All utility customers will pay an additional $5 for capital improvements. Those affected will be customers of either wa­ter, sewage or trash services. The cost will be limited to $5 whether a customer has one service or all three. The CIP is expected to raise $9,500 a month and can be used for any city project. It will provide funds for other improvements in the city in conjunction with payments on the plant.

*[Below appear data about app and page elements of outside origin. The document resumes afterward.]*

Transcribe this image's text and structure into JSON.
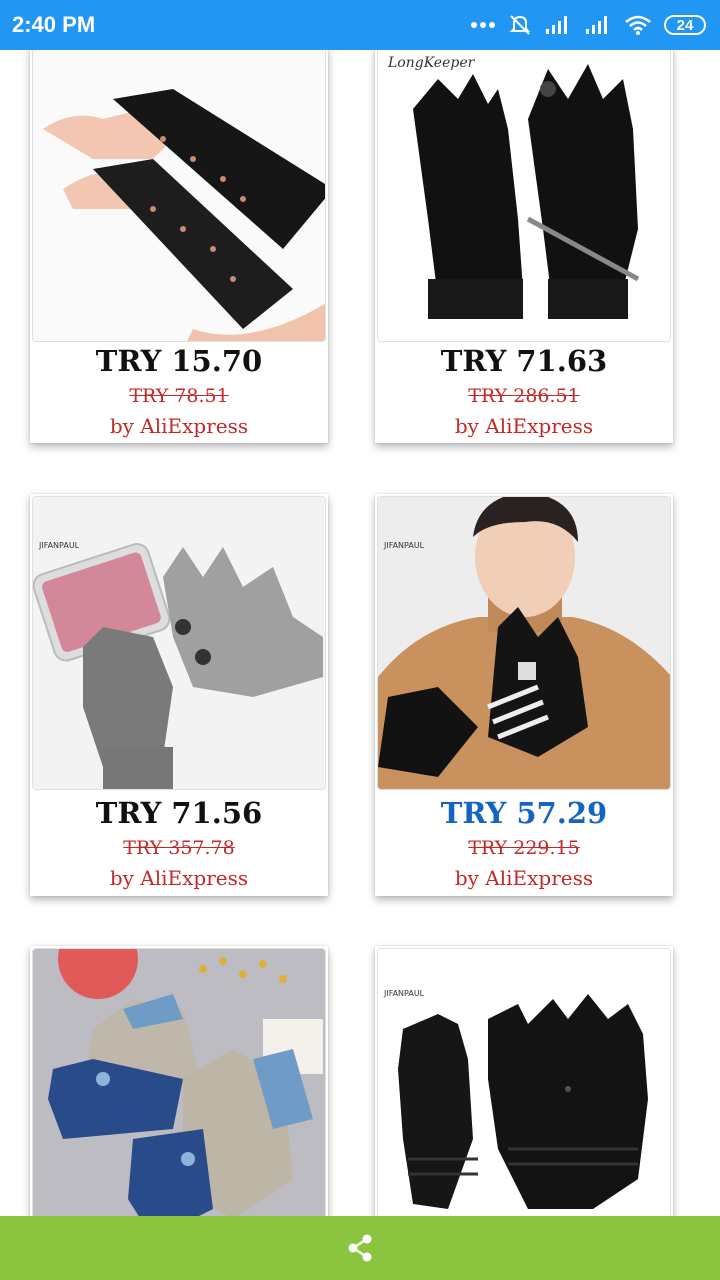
{
  "status_bar": {
    "time": "2:40 PM",
    "battery": "24"
  },
  "products": [
    {
      "price": "TRY 15.70",
      "old_price": "TRY 78.51",
      "seller": "by AliExpress",
      "image": "black fingerless knit arm warmers"
    },
    {
      "price": "TRY 71.63",
      "old_price": "TRY 286.51",
      "seller": "by AliExpress",
      "image": "black touchscreen sport gloves",
      "brand_text": "LongKeeper"
    },
    {
      "price": "TRY 71.56",
      "old_price": "TRY 357.78",
      "seller": "by AliExpress",
      "image": "grey knit touchscreen gloves with phone",
      "brand_text": "JIFANPAUL"
    },
    {
      "price": "TRY 57.29",
      "old_price": "TRY 229.15",
      "seller": "by AliExpress",
      "image": "man wearing black striped gloves",
      "brand_text": "JIFANPAUL",
      "price_color": "#1565c0"
    },
    {
      "image": "blue and grey convertible mitten gloves"
    },
    {
      "image": "black convertible knit mitten gloves",
      "brand_text": "JIFANPAUL"
    }
  ],
  "bottom_bar": {
    "icon": "share-icon",
    "color": "#8bc53f"
  },
  "colors": {
    "status_bar": "#2196f3",
    "old_price": "#c62828",
    "seller": "#c62828"
  }
}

In an ef­fort to provide funding for the incoming sewage waste treat­ment plant, the city council has passed several measures calling for an increase in util­ity rates.

 

All utility customers will pay an additional $5 for capital improvements. Those affected will be customers of either wa­ter, sewage or trash services. The cost will be limited to $5 whether a customer has one service or all three. The CIP is expected to raise $9,500 a month and can be used for any city project. It will provide funds for other improvements in the city in conjunction with payments on the plant.

 

“We don’t want to just sur­vive,” City Manager Ian O’Neal said. “For years, we just main­tained and we need to improve our community for growth.” One of the projects O’Neal was hopeful of was connect­ing different additions to the plant in the upcoming years. Initial plans do not call for the inclusion of all water customers to the plant.

 

All sewage and water customers will see an increase in their charges. Water costs will go up $1.25 per month and sewage rates will go up $6.90. It is part of a planned increase in stages. In 2013, rates will go up an additional $1.25 per month for water and $6.90 for sewage.

 

An additional set of charges was announced mainly for new water customers. New customers will pay more for new taps installation. The ¾-inch tap price will increase from $700 to $1,200. The 1-inch tap price will increase from $1,000 to $1,500 and the 2-inch tap price will increase from $2,500 to $3,000. A new sewer tap will increase from $500 to $900.

 

The council also approved a relocation increase from $300 to $500. Those who are late in paying their water bills have been charged a $25 disconnect fee in the past. That fee will increase to $50.

 

The trash deposit has increased from $30 to $50 and bulk water has increased from $.02 a gallon to $.04 a gallon.

 

O'Neal said the charges for new taps and, relocation fees and trash deposits have not been raised since 2005. An increase in bulk water sales took place in 2011.

 

In terms of current water usage, the city has battled a problem with one of its wells. The Martin Well, located on Newport Road, went down on April 13. Maintenance work was performed two months ago, but problems once again flared up when the well began pumping out dirty water to half of the city.

 

"Once we started getting dirty water calls about noon, we kicked it off," O'Neal said. "The guys tried to get ahead of it by blowing out the system but unfortunately you can’t get it all. It will not go back on until it is repaired.”

 

O’Neal said in an effort to address complaints of dirty water within the city, a new procedure has been implemented.

 

“We have a dirty water report,” he said. “It is a one page form for the water clerk to fill out when she gets a call. We want to make sure these complaints are getting to the appropriate people. In the past, there has been no documentation. With these reports, we can try and isolate where the problems are.”

 

O’Neal was given a raise in compensation Monday night during the council meeting. His pay has been increased to $65,000 a year. Former city manager Marianne Elfert was paid $70,000 a year prior to being terminated. Elfert currently has an appeal filed after a summary judgment ruled against her in a lawsuit against the city.